There is a lack of data on the relationship between glycemic control and cardiovascular end points in hemodialysis patients with diabetes mellitus.We included adult Medicare-insured patients with diabetes mellitus who initiated in-center hemodialysis treatment from 2006 to 2008 and survived for >90 days. Quarterly mean time-averaged glycated hemoglobin (HbA1c) values were categorized into <48 mmol/mol (<6.5%) (reference), 48 to <58 mmol/mol (6.5% to <7.5%), 58 to <69 mmol/mol (7.5% to <8.5%), and =69 mmol/mol (=8.5%). Medicare claims were used to identify outcomes of cardiovascular mortality, nonfatal myocardial infarction (MI), fatal or nonfatal MI, stroke, and peripheral arterial disease. We used Cox models as a function of time-varying exposure to estimate multivariable adjusted hazard ratios and 95%CI for the associations between HbA1c and time to study outcomes in a cohort of 16 387 eligible patients. Patients with HbA1c 58 to <69 mmol/mol (7.5% to <8.5%) and =69 mmol/mol (=8.5%) had 16% (CI, 2%, 32%) and 18% (CI, 1%, 37%) higher rates of cardiovascular mortality (P-trend=0.01) and 16% (CI, 1%, 33%) and 15% (CI, 1%, 32%) higher rates of nonfatal MI (P-trend=0.05), respectively, compared with those in the reference group. Patients with HbA1c =69 mmol/mol (=8.5%) had a 20% (CI, 2%, 41%) higher rate of fatal or nonfatal MI (P-trend=0.02), compared with those in the reference group. HbA1c was not associated with stroke, peripheral arterial disease, or all-cause mortality.Higher HbA1c levels were significantly associated with higher rates of cardiovascular mortality and MI but not with stroke, peripheral arterial disease, or all-cause mortality in this large cohort of hemodialysis patients with diabetes mellitus.

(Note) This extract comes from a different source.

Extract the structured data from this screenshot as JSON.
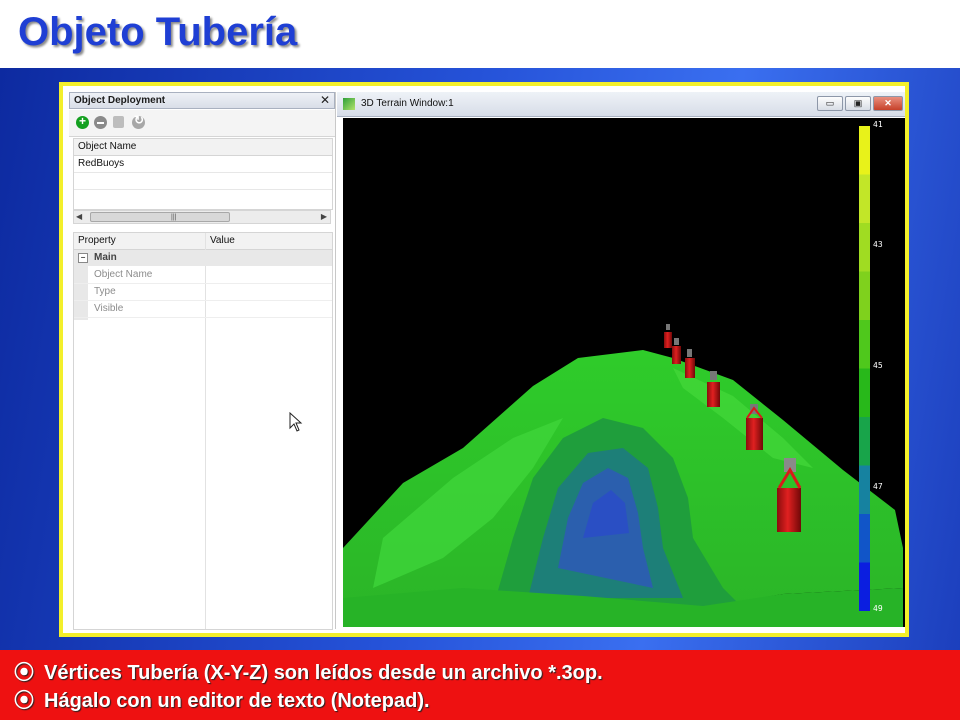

View details for DOI 10.1161/JAHA.117.005581
View details for PubMedID 28592463